-- Stored data follows --

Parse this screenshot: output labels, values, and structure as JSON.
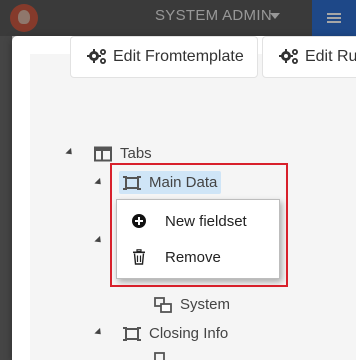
{
  "header": {
    "user_menu_label": "SYSTEM ADMIN"
  },
  "toolbar": {
    "edit_fromtemplate_label": "Edit Fromtemplate",
    "edit_rules_label": "Edit Rul"
  },
  "tree": {
    "root": {
      "label": "Tabs",
      "icon": "tab-panel-icon"
    },
    "items": [
      {
        "label": "Main Data",
        "icon": "fieldset-icon",
        "selected": true
      },
      {
        "label": "System",
        "icon": "field-group-icon"
      },
      {
        "label": "Closing Info",
        "icon": "fieldset-icon"
      }
    ]
  },
  "context_menu": {
    "items": [
      {
        "label": "New fieldset",
        "icon": "plus-circle-icon"
      },
      {
        "label": "Remove",
        "icon": "trash-icon"
      }
    ]
  },
  "colors": {
    "highlight": "#d8202b",
    "selection": "#cfe5f7",
    "menu_button": "#2e6fd1"
  }
}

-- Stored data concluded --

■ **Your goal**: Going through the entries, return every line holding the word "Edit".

■ **Result of this task**:
    "edit_fromtemplate_label": "Edit Fromtemplate",
    "edit_rules_label": "Edit Rul"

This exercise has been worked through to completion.